The most common use among travelers is undoubtedly as a patch--on bags, shoes, and clothing.

It also works as a decoration: my mom has several long pieces of blue tape on her suitcase, which I assumed was to fix a hole until she told me it was just to help her spot it on the baggage carousel at the airport.


2. A + B = Awesome

Second most common use: affixing Item A to Item B, even if they don’t obviously go together. I once saw a guy in a hostel lounge making his own headlamp with a baseball cap, a small flashlight, and a roll of tape.

3. Laundry Time
Come laundry day, there are all kinds of uses, particularly as a sink plug, lint roller/light dirt remover (you’re on your own for the stains, though), and clothesline (but not, alas, clothespins).
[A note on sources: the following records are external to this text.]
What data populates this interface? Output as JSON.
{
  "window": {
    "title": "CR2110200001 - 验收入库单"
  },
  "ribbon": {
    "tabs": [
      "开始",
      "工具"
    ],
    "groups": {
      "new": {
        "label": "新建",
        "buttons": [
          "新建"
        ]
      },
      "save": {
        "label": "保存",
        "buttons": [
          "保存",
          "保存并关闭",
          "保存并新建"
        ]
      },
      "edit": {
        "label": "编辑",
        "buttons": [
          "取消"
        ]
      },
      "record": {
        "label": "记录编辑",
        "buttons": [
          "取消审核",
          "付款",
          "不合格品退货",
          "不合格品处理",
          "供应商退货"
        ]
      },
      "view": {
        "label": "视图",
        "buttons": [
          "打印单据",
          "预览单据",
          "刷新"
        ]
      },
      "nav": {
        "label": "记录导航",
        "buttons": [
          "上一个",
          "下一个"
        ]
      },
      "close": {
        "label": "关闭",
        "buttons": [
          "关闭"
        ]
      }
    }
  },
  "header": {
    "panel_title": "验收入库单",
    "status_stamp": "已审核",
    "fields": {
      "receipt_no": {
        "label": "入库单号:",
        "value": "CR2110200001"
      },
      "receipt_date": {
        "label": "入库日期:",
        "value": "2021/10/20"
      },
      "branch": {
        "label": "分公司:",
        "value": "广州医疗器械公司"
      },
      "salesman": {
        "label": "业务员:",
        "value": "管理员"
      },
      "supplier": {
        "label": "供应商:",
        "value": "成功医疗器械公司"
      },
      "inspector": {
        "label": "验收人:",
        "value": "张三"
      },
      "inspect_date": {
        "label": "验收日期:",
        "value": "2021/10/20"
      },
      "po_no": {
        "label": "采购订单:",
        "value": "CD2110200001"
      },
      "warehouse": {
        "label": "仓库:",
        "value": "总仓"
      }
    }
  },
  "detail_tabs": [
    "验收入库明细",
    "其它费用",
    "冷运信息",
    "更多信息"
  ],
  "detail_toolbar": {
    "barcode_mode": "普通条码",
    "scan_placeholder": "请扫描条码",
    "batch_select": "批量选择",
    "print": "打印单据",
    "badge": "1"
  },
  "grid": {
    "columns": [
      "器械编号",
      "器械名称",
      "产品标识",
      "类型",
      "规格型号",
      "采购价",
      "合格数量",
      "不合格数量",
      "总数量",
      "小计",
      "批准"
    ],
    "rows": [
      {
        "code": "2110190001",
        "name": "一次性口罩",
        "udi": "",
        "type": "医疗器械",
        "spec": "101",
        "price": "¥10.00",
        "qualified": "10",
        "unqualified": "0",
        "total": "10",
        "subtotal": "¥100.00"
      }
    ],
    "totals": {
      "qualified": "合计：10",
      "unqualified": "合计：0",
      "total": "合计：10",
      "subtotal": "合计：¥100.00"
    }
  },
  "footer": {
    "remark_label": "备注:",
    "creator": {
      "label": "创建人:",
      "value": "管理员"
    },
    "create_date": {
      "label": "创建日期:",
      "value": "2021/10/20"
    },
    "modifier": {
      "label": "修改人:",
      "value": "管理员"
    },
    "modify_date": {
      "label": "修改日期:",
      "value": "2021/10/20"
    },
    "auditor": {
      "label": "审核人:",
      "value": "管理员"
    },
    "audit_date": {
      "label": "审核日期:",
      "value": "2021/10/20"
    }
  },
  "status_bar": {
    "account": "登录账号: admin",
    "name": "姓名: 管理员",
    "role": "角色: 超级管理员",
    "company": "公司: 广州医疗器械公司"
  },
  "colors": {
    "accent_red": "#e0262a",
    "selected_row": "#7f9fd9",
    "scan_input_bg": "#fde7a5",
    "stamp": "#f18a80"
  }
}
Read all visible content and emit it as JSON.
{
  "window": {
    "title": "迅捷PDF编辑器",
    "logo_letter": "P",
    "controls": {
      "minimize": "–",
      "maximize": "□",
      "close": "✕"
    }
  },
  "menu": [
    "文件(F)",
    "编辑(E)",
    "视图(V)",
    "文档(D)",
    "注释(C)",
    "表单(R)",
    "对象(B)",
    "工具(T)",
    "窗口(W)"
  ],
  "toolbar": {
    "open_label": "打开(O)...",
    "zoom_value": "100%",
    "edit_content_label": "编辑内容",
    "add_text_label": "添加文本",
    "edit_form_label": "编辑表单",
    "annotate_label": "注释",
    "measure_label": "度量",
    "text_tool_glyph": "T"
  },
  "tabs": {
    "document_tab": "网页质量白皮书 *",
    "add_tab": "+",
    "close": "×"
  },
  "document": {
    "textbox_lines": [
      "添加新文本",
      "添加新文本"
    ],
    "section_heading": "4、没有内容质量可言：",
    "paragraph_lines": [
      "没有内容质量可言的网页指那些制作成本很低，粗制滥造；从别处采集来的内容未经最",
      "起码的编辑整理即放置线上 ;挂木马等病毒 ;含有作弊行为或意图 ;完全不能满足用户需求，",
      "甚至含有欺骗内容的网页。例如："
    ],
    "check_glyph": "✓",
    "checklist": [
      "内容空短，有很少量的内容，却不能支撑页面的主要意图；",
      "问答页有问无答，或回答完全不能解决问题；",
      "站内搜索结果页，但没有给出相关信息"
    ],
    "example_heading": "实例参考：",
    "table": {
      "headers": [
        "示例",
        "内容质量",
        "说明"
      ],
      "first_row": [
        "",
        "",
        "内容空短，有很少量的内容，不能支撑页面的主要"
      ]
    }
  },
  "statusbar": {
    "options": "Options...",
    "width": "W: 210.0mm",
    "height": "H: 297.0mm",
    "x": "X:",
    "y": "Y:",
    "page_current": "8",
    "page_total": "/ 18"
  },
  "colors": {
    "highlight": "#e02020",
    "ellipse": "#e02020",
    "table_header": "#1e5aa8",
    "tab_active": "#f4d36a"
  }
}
4. Drink Up

In college, one of my roommates made a cup out of duct tape. It wasn’t very stable when he put it down, but otherwise it worked surprisingly well.

But why stop there? For someone with a bit of ambition and time on his or her hands, duct tape can serve other travel needs. Like . . .


5. Lookin' Slick

How about a duct tape tie? I’m not really a dress-up guy, but it seems like every trip there’s a time when I wish I had something just a bit fancier to wear. It bet it’d look great, at least from a distance. A long distance.


6. Rest Easy (and Sticky)

Or, for the really ambitious . . .

Hostel bed not up to your standards? Stranded in the jungle? No worries--just make a duct tape hammock! (May require way more duct tape than you actually have.)